INSTRUCTIONS TO FOLLOW:
The listing is to be duplicated in full, exactly as written.

STUDY MATERIAL below:

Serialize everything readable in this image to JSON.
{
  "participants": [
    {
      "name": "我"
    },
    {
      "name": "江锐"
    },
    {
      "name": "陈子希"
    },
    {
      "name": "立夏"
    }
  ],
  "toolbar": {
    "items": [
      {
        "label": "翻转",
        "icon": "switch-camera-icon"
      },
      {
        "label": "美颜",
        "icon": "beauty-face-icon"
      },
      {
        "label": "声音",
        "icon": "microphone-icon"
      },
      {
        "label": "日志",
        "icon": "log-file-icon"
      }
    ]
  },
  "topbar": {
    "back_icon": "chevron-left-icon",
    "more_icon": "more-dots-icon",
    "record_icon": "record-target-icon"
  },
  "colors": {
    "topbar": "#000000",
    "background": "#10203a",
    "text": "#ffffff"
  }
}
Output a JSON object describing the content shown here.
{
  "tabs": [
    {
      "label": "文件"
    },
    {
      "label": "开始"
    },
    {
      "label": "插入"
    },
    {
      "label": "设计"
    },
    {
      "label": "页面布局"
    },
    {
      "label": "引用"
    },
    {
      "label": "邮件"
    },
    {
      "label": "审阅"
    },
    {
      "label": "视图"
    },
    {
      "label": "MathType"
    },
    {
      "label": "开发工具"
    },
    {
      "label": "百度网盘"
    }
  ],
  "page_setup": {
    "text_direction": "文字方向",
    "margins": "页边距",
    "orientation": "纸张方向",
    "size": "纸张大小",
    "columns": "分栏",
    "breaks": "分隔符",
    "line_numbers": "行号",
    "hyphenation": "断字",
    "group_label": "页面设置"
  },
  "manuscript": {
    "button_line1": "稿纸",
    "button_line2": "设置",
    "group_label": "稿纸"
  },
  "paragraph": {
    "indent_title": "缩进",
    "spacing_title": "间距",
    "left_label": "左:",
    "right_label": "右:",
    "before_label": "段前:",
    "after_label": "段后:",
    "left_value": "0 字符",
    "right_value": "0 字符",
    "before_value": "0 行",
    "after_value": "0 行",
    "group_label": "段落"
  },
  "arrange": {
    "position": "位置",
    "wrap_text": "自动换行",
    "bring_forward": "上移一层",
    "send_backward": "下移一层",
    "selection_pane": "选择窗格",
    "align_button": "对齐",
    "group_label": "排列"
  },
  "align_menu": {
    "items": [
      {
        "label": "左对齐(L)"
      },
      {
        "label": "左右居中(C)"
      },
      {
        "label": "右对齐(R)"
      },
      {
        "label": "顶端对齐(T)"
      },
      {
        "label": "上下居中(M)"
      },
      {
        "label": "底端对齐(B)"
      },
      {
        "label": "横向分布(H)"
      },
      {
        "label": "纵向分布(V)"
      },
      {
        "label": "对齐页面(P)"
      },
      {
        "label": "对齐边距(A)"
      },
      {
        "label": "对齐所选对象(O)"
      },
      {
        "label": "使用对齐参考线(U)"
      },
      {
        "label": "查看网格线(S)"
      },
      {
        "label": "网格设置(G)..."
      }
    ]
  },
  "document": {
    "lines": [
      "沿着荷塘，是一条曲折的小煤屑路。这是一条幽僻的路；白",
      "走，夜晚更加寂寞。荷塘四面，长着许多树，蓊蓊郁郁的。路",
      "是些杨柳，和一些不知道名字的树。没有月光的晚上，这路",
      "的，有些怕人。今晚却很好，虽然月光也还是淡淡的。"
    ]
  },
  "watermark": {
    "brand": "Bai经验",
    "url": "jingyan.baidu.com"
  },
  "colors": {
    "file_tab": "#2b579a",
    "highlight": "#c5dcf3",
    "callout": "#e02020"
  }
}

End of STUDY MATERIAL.

RESPONSE:
Serialize everything readable in this image to JSON.
{
  "participants": [
    {
      "name": "我"
    },
    {
      "name": "江锐"
    },
    {
      "name": "陈子希"
    },
    {
      "name": "立夏"
    }
  ],
  "toolbar": {
    "items": [
      {
        "label": "翻转",
        "icon": "switch-camera-icon"
      },
      {
        "label": "美颜",
        "icon": "beauty-face-icon"
      },
      {
        "label": "声音",
        "icon": "microphone-icon"
      },
      {
        "label": "日志",
        "icon": "log-file-icon"
      }
    ]
  },
  "topbar": {
    "back_icon": "chevron-left-icon",
    "more_icon": "more-dots-icon",
    "record_icon": "record-target-icon"
  },
  "colors": {
    "topbar": "#000000",
    "background": "#10203a",
    "text": "#ffffff"
  }
}
Output a JSON object describing the content shown here.
{
  "tabs": [
    {
      "label": "文件"
    },
    {
      "label": "开始"
    },
    {
      "label": "插入"
    },
    {
      "label": "设计"
    },
    {
      "label": "页面布局"
    },
    {
      "label": "引用"
    },
    {
      "label": "邮件"
    },
    {
      "label": "审阅"
    },
    {
      "label": "视图"
    },
    {
      "label": "MathType"
    },
    {
      "label": "开发工具"
    },
    {
      "label": "百度网盘"
    }
  ],
  "page_setup": {
    "text_direction": "文字方向",
    "margins": "页边距",
    "orientation": "纸张方向",
    "size": "纸张大小",
    "columns": "分栏",
    "breaks": "分隔符",
    "line_numbers": "行号",
    "hyphenation": "断字",
    "group_label": "页面设置"
  },
  "manuscript": {
    "button_line1": "稿纸",
    "button_line2": "设置",
    "group_label": "稿纸"
  },
  "paragraph": {
    "indent_title": "缩进",
    "spacing_title": "间距",
    "left_label": "左:",
    "right_label": "右:",
    "before_label": "段前:",
    "after_label": "段后:",
    "left_value": "0 字符",
    "right_value": "0 字符",
    "before_value": "0 行",
    "after_value": "0 行",
    "group_label": "段落"
  },
  "arrange": {
    "position": "位置",
    "wrap_text": "自动换行",
    "bring_forward": "上移一层",
    "send_backward": "下移一层",
    "selection_pane": "选择窗格",
    "align_button": "对齐",
    "group_label": "排列"
  },
  "align_menu": {
    "items": [
      {
        "label": "左对齐(L)"
      },
      {
        "label": "左右居中(C)"
      },
      {
        "label": "右对齐(R)"
      },
      {
        "label": "顶端对齐(T)"
      },
      {
        "label": "上下居中(M)"
      },
      {
        "label": "底端对齐(B)"
      },
      {
        "label": "横向分布(H)"
      },
      {
        "label": "纵向分布(V)"
      },
      {
        "label": "对齐页面(P)"
      },
      {
        "label": "对齐边距(A)"
      },
      {
        "label": "对齐所选对象(O)"
      },
      {
        "label": "使用对齐参考线(U)"
      },
      {
        "label": "查看网格线(S)"
      },
      {
        "label": "网格设置(G)..."
      }
    ]
  },
  "document": {
    "lines": [
      "沿着荷塘，是一条曲折的小煤屑路。这是一条幽僻的路；白",
      "走，夜晚更加寂寞。荷塘四面，长着许多树，蓊蓊郁郁的。路",
      "是些杨柳，和一些不知道名字的树。没有月光的晚上，这路",
      "的，有些怕人。今晚却很好，虽然月光也还是淡淡的。"
    ]
  },
  "watermark": {
    "brand": "Bai经验",
    "url": "jingyan.baidu.com"
  },
  "colors": {
    "file_tab": "#2b579a",
    "highlight": "#c5dcf3",
    "callout": "#e02020"
  }
}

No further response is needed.